--- START ---
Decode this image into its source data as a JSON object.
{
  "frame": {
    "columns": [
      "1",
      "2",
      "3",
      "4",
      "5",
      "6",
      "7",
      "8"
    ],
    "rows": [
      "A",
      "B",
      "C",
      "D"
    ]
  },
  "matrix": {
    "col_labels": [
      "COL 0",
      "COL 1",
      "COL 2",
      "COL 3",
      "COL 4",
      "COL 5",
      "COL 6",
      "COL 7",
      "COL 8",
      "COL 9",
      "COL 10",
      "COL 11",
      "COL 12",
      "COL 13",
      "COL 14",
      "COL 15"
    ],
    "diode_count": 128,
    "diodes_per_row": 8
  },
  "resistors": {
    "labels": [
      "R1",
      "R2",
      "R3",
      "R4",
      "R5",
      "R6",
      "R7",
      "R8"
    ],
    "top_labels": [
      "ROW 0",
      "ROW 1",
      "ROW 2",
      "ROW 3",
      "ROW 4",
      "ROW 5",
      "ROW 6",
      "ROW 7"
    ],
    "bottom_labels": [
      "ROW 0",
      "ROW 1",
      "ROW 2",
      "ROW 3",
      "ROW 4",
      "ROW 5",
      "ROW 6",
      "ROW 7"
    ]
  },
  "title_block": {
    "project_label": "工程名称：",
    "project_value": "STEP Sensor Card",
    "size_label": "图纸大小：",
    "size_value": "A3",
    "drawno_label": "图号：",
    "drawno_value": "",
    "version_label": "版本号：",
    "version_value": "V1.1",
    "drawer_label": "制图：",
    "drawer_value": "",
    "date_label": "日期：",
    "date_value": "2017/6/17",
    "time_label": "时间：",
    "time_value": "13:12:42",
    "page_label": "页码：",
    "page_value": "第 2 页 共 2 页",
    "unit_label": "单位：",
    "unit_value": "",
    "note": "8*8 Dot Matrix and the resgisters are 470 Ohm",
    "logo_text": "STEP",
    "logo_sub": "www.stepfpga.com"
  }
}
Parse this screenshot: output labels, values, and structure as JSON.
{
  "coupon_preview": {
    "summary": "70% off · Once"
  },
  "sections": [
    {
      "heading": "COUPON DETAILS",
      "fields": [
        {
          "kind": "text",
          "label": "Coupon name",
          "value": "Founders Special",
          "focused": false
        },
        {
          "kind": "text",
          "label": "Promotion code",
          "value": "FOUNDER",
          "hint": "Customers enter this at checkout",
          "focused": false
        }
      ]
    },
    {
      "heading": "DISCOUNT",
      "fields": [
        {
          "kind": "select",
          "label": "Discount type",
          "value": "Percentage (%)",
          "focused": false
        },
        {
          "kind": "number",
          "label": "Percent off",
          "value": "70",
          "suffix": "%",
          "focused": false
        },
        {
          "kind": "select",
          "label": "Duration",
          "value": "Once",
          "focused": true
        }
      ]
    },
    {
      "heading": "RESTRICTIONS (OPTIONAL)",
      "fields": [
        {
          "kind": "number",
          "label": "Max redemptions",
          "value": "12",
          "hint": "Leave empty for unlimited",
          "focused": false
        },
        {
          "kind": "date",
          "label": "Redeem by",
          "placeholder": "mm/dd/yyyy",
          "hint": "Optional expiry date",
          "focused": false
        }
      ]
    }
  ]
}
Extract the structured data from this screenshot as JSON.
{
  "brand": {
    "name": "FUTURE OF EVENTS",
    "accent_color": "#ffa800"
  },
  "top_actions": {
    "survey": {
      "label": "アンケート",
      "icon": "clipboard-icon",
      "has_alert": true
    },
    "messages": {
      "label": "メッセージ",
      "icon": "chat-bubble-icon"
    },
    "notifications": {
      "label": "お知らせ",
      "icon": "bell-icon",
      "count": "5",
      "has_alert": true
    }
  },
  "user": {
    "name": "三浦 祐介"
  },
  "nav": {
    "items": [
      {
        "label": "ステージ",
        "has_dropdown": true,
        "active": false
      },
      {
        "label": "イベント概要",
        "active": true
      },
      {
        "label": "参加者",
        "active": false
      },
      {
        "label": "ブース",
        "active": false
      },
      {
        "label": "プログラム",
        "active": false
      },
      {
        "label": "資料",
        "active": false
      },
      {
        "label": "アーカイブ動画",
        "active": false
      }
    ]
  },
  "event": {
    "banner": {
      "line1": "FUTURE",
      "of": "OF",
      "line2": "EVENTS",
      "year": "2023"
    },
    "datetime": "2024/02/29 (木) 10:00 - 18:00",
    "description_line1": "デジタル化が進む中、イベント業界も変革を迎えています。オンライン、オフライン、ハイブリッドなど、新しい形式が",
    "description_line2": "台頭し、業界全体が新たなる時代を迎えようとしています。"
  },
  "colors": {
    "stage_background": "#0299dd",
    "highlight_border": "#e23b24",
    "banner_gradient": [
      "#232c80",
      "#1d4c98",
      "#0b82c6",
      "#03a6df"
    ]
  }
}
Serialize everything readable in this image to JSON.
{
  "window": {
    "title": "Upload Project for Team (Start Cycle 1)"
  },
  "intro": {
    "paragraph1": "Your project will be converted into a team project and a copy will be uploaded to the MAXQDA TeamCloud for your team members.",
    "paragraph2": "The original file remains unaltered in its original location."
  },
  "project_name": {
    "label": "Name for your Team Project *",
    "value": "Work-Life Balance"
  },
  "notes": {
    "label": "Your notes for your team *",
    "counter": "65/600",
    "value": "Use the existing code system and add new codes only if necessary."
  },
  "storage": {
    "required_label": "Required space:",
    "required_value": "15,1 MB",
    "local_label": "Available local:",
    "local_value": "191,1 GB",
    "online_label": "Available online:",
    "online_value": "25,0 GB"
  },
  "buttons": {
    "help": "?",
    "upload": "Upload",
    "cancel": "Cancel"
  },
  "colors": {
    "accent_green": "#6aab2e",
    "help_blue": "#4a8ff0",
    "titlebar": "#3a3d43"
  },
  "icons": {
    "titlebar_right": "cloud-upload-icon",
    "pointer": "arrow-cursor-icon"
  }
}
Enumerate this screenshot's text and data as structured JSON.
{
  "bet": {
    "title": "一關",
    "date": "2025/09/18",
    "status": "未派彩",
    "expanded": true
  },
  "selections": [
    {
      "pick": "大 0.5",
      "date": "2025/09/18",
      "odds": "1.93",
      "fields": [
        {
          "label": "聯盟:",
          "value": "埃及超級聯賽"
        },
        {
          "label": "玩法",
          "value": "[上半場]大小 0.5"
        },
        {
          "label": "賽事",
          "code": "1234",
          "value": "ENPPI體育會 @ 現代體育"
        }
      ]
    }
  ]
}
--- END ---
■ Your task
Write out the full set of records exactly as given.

■ Written solution
Decode this image into its source data as a JSON object.
{
  "frame": {
    "columns": [
      "1",
      "2",
      "3",
      "4",
      "5",
      "6",
      "7",
      "8"
    ],
    "rows": [
      "A",
      "B",
      "C",
      "D"
    ]
  },
  "matrix": {
    "col_labels": [
      "COL 0",
      "COL 1",
      "COL 2",
      "COL 3",
      "COL 4",
      "COL 5",
      "COL 6",
      "COL 7",
      "COL 8",
      "COL 9",
      "COL 10",
      "COL 11",
      "COL 12",
      "COL 13",
      "COL 14",
      "COL 15"
    ],
    "diode_count": 128,
    "diodes_per_row": 8
  },
  "resistors": {
    "labels": [
      "R1",
      "R2",
      "R3",
      "R4",
      "R5",
      "R6",
      "R7",
      "R8"
    ],
    "top_labels": [
      "ROW 0",
      "ROW 1",
      "ROW 2",
      "ROW 3",
      "ROW 4",
      "ROW 5",
      "ROW 6",
      "ROW 7"
    ],
    "bottom_labels": [
      "ROW 0",
      "ROW 1",
      "ROW 2",
      "ROW 3",
      "ROW 4",
      "ROW 5",
      "ROW 6",
      "ROW 7"
    ]
  },
  "title_block": {
    "project_label": "工程名称：",
    "project_value": "STEP Sensor Card",
    "size_label": "图纸大小：",
    "size_value": "A3",
    "drawno_label": "图号：",
    "drawno_value": "",
    "version_label": "版本号：",
    "version_value": "V1.1",
    "drawer_label": "制图：",
    "drawer_value": "",
    "date_label": "日期：",
    "date_value": "2017/6/17",
    "time_label": "时间：",
    "time_value": "13:12:42",
    "page_label": "页码：",
    "page_value": "第 2 页 共 2 页",
    "unit_label": "单位：",
    "unit_value": "",
    "note": "8*8 Dot Matrix and the resgisters are 470 Ohm",
    "logo_text": "STEP",
    "logo_sub": "www.stepfpga.com"
  }
}
Parse this screenshot: output labels, values, and structure as JSON.
{
  "coupon_preview": {
    "summary": "70% off · Once"
  },
  "sections": [
    {
      "heading": "COUPON DETAILS",
      "fields": [
        {
          "kind": "text",
          "label": "Coupon name",
          "value": "Founders Special",
          "focused": false
        },
        {
          "kind": "text",
          "label": "Promotion code",
          "value": "FOUNDER",
          "hint": "Customers enter this at checkout",
          "focused": false
        }
      ]
    },
    {
      "heading": "DISCOUNT",
      "fields": [
        {
          "kind": "select",
          "label": "Discount type",
          "value": "Percentage (%)",
          "focused": false
        },
        {
          "kind": "number",
          "label": "Percent off",
          "value": "70",
          "suffix": "%",
          "focused": false
        },
        {
          "kind": "select",
          "label": "Duration",
          "value": "Once",
          "focused": true
        }
      ]
    },
    {
      "heading": "RESTRICTIONS (OPTIONAL)",
      "fields": [
        {
          "kind": "number",
          "label": "Max redemptions",
          "value": "12",
          "hint": "Leave empty for unlimited",
          "focused": false
        },
        {
          "kind": "date",
          "label": "Redeem by",
          "placeholder": "mm/dd/yyyy",
          "hint": "Optional expiry date",
          "focused": false
        }
      ]
    }
  ]
}
Extract the structured data from this screenshot as JSON.
{
  "brand": {
    "name": "FUTURE OF EVENTS",
    "accent_color": "#ffa800"
  },
  "top_actions": {
    "survey": {
      "label": "アンケート",
      "icon": "clipboard-icon",
      "has_alert": true
    },
    "messages": {
      "label": "メッセージ",
      "icon": "chat-bubble-icon"
    },
    "notifications": {
      "label": "お知らせ",
      "icon": "bell-icon",
      "count": "5",
      "has_alert": true
    }
  },
  "user": {
    "name": "三浦 祐介"
  },
  "nav": {
    "items": [
      {
        "label": "ステージ",
        "has_dropdown": true,
        "active": false
      },
      {
        "label": "イベント概要",
        "active": true
      },
      {
        "label": "参加者",
        "active": false
      },
      {
        "label": "ブース",
        "active": false
      },
      {
        "label": "プログラム",
        "active": false
      },
      {
        "label": "資料",
        "active": false
      },
      {
        "label": "アーカイブ動画",
        "active": false
      }
    ]
  },
  "event": {
    "banner": {
      "line1": "FUTURE",
      "of": "OF",
      "line2": "EVENTS",
      "year": "2023"
    },
    "datetime": "2024/02/29 (木) 10:00 - 18:00",
    "description_line1": "デジタル化が進む中、イベント業界も変革を迎えています。オンライン、オフライン、ハイブリッドなど、新しい形式が",
    "description_line2": "台頭し、業界全体が新たなる時代を迎えようとしています。"
  },
  "colors": {
    "stage_background": "#0299dd",
    "highlight_border": "#e23b24",
    "banner_gradient": [
      "#232c80",
      "#1d4c98",
      "#0b82c6",
      "#03a6df"
    ]
  }
}
Serialize everything readable in this image to JSON.
{
  "window": {
    "title": "Upload Project for Team (Start Cycle 1)"
  },
  "intro": {
    "paragraph1": "Your project will be converted into a team project and a copy will be uploaded to the MAXQDA TeamCloud for your team members.",
    "paragraph2": "The original file remains unaltered in its original location."
  },
  "project_name": {
    "label": "Name for your Team Project *",
    "value": "Work-Life Balance"
  },
  "notes": {
    "label": "Your notes for your team *",
    "counter": "65/600",
    "value": "Use the existing code system and add new codes only if necessary."
  },
  "storage": {
    "required_label": "Required space:",
    "required_value": "15,1 MB",
    "local_label": "Available local:",
    "local_value": "191,1 GB",
    "online_label": "Available online:",
    "online_value": "25,0 GB"
  },
  "buttons": {
    "help": "?",
    "upload": "Upload",
    "cancel": "Cancel"
  },
  "colors": {
    "accent_green": "#6aab2e",
    "help_blue": "#4a8ff0",
    "titlebar": "#3a3d43"
  },
  "icons": {
    "titlebar_right": "cloud-upload-icon",
    "pointer": "arrow-cursor-icon"
  }
}
Enumerate this screenshot's text and data as structured JSON.
{
  "bet": {
    "title": "一關",
    "date": "2025/09/18",
    "status": "未派彩",
    "expanded": true
  },
  "selections": [
    {
      "pick": "大 0.5",
      "date": "2025/09/18",
      "odds": "1.93",
      "fields": [
        {
          "label": "聯盟:",
          "value": "埃及超級聯賽"
        },
        {
          "label": "玩法",
          "value": "[上半場]大小 0.5"
        },
        {
          "label": "賽事",
          "code": "1234",
          "value": "ENPPI體育會 @ 現代體育"
        }
      ]
    }
  ]
}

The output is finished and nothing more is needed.